So long, 4 Times Square! Today marks Day 1 for The New Yorker staff at its new headquarters, 1 World Trade Center. The magazine leaves behind its roots in Midtown Manhattan (the area it’s called home for all of its 90 years of existence) and joins its fellow Condé Nast brethren downtown. The current issue, titled “Moving Day,” by Bruce McCall, charmingly illustrates the end of an era. Inside the issue, staff writer Nick Paumgarten writes a Comment that takes us on a trip down memory lane:

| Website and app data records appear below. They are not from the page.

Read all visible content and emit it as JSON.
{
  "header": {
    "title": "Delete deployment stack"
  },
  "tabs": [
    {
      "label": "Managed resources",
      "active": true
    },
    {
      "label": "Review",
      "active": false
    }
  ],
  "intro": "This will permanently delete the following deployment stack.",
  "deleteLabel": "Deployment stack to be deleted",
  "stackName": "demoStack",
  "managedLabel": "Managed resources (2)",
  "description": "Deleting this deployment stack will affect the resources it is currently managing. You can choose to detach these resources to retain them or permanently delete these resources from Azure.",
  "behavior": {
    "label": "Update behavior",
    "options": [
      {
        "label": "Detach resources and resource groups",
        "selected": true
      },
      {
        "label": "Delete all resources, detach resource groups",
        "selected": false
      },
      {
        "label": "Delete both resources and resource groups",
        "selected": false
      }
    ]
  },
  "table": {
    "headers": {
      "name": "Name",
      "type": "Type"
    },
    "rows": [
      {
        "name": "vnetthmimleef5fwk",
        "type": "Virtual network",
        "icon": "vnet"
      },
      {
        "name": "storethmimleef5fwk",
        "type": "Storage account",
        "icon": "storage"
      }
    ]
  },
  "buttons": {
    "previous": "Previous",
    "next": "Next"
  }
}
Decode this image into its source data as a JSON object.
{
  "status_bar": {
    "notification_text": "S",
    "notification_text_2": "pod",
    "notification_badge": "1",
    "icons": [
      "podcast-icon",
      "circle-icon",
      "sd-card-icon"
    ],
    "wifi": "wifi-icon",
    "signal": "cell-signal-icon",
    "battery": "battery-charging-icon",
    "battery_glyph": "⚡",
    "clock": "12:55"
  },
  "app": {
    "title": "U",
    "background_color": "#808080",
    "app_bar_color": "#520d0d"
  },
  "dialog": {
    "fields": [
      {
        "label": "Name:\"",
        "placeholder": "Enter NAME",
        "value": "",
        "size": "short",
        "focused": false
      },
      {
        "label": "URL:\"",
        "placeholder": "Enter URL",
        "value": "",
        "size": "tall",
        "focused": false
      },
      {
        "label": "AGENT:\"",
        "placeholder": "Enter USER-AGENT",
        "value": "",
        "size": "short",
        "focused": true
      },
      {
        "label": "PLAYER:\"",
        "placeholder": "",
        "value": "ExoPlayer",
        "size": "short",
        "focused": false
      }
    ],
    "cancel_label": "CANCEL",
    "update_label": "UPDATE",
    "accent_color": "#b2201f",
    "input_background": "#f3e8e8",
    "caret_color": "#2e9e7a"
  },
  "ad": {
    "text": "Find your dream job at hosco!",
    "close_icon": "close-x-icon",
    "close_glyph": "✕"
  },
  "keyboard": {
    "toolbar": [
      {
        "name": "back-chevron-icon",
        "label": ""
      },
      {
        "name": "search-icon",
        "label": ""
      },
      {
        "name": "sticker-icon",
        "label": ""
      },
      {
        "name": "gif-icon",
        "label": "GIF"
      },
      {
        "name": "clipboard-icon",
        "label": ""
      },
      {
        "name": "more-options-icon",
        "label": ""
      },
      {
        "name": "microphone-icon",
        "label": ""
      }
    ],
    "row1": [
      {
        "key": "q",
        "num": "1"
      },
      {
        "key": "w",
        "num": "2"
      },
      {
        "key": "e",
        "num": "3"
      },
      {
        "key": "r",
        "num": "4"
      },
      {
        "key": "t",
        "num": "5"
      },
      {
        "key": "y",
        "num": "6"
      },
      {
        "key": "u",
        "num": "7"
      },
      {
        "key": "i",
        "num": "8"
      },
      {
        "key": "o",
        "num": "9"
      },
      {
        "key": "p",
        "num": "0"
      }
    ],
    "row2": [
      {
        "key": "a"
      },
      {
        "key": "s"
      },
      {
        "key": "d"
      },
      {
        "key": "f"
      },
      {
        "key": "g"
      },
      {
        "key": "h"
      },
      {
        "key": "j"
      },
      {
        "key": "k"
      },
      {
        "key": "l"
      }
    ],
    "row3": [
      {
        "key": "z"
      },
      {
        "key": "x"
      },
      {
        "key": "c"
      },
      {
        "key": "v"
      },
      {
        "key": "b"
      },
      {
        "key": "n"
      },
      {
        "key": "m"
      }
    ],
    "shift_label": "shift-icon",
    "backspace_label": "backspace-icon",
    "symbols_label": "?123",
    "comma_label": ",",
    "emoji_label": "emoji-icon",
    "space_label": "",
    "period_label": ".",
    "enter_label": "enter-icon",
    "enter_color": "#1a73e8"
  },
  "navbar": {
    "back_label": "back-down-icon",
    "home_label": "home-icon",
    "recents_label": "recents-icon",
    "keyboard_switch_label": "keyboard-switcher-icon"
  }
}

Before 4 Times Square and the decade or so at 20 West Forty-third Street, the magazine spent more than fifty years at 25 West Forty-third Street. That’s the building with the “Literary Landmark” plaque out front, which, backward-runningly, depicts the place as having been a Luddites’ den: “Characteristic of the magazine was a suspicion of advanced technology.” Brendan Gill, describing the office’s “bureaucratic squalor,” called it “penitentiary-like,” but more beguiling is what went on outside the prison walls, in the old Theatre District haunts: the Algonquin, the Century, the Teheran; Joe Mitchell and A. J. Liebling at the Red Devil, dining on baby squid; all the editors dressed up and out every night for dinner and a show, under the watchful eyes of policemen on horseback. It was acceptable in those days to pass a woman on the street and say, “Great hat.”
Paumgarten also offers poignant thoughts on moving forward in the general sense:
The process felt a little like going through the belongings of a dead loved one, except that the dead loved one was you. What was worth saving? Not as much as you’d anticipated, once you got into the spirit of paperlessness. Pile up those mine carts with fool’s gold. The thing that’s worth keeping is the thing you do next.
Here’s to new views, new neighbors and new routines!